42% of parents have paid off an adult child's debt
That's a question that GfK Roper Public Affairs & Media recently posed to 1,004 adults in a survey for CreditCards.com. Two out of five adults, or 42%, said that they had paid off a debt for a grown child at some point.
Auto loans topped out the most likely to be paid (40%), with medical debt close behind (37%) and utilities (31%) following. Credit cards were next (30%), followed by student loans (29%) and the mortgage (11%). The entire story can be found here.
In any case, the poll, CreditCards.com says, "bears witness to what credit counselors say they're seeing more and more in debt management sessions as an increasing number of their clients are parents drowning in -- their children's debt."
None of this is surprising to me -- interesting, yes, depressing and dispiriting, yes, but surprising, no.
It's not surprising when you consider that there's a new reality TV series out there on SOAPNet called The Bank of Mom and Dad, where each week, a financial counselor (WalletPop's own Farnoosh Torabi) helps a twenty-something woman who has to had to move in with her parents.
It's not surprising when you consider how one mother -- as reported in a personal finance column in The Washington Post -- recently discussed in an online forum how she borrowed $125,000 to cover tuition and off-campus housing for her son, an out-of-state student who has been in school for three years and making mediocre grades, possibly because he is working full-time at a job that pays him $30,000.
"No matter what," the mom wrote, "he constantly complains he doesn't have enough money. He doesn't save anything and then gets mad at me when I tell him 'no' or when I explain that I don't have any money. He's a good kid. He works hard on his job, but he thinks my money is endless."
It's not surprising that we now have a phrase coined and used often, for adults who have to move back in with their parents: boomerang kids.
It's not surprising when you consider that we're emerging from a grave and serious recession.
And I admit that over the years, I've had periods where I've had to go to my own Bank of Mom and Dad on more than one occasion. But I disagree vehemently with one of the experts on CreditCards.com who says, "It used to be that kids would be embarrassed to ask for help. Not anymore."
I have found it deeply embarrassing, and I'd like to think a majority of adults who find themselves getting financial assistance from their parents are extremely chagrined and grateful for their help. Not everyone obviously falls into this category -- like the aforementioned son who let his mother borrow $125,000 to fund his education.
There's a definite distinction between grabbing a lifeline and taking advantage of your parents, and I think parents would be wise to remember that there's a big difference between paying a grown child's heating bill so the family can stay warm and, say, taking out a loan so your son or daughter can get a car instead of taking the bus. Presumably, this guy didn't hold a gun to his mother's head either and make her go into debt. She took out the loan.

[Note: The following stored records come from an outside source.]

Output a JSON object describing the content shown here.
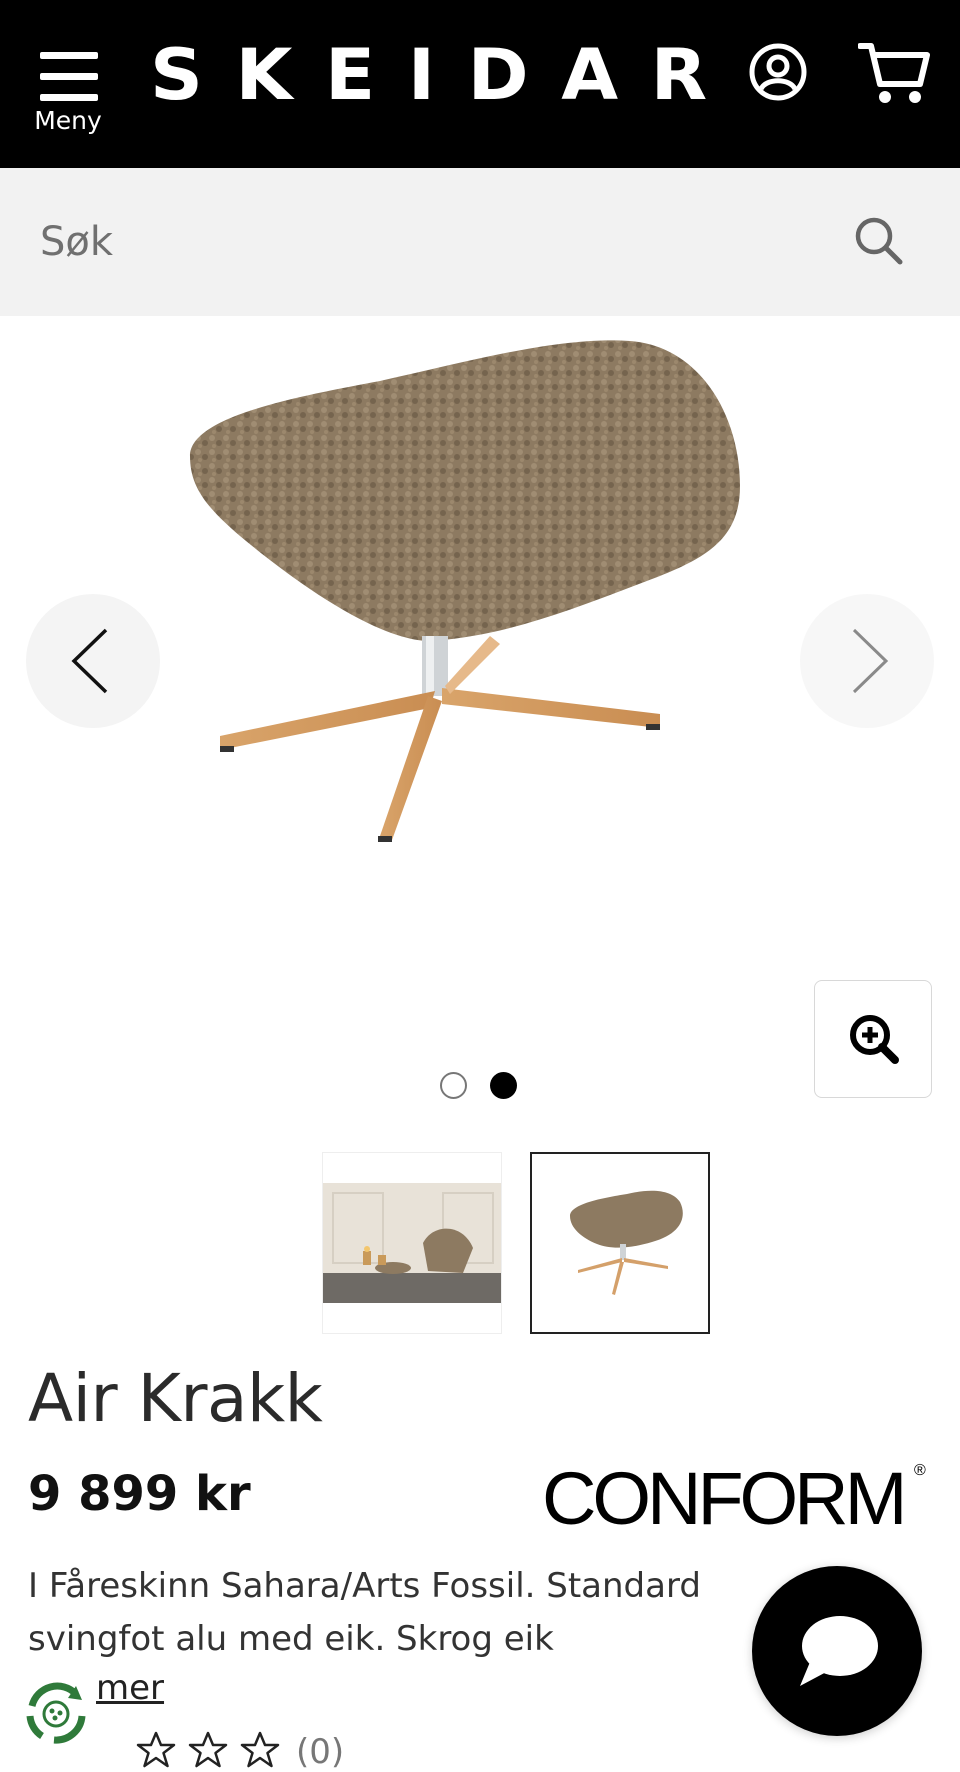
{
  "header": {
    "menu_label": "Meny",
    "logo_text": "SKEIDAR",
    "icons": {
      "menu": "hamburger-icon",
      "account": "user-circle-icon",
      "cart": "shopping-cart-icon"
    }
  },
  "search": {
    "placeholder": "Søk",
    "icon": "search-icon"
  },
  "gallery": {
    "image_count": 2,
    "active_index": 2,
    "icons": {
      "prev": "chevron-left-icon",
      "next": "chevron-right-icon",
      "zoom": "zoom-in-icon"
    }
  },
  "product": {
    "title": "Air Krakk",
    "price": "9 899 kr",
    "brand": "CONFORM",
    "brand_mark": "®",
    "description": "I Fåreskinn Sahara/Arts Fossil. Standard svingfot alu med eik. Skrog eik",
    "read_more": "mer",
    "rating_count": "(0)",
    "rating_value": 0
  },
  "widgets": {
    "chat_icon": "chat-bubble-icon",
    "eco_icon": "recycle-badge-icon"
  },
  "colors": {
    "header_bg": "#000000",
    "search_bg": "#f2f2f2",
    "text": "#222222",
    "accent": "#000000"
  }
}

Geoff Williams is a frequent contributor to WalletPop and the co-author of the soon-to-be-released book, "Living Well with Bad Credit."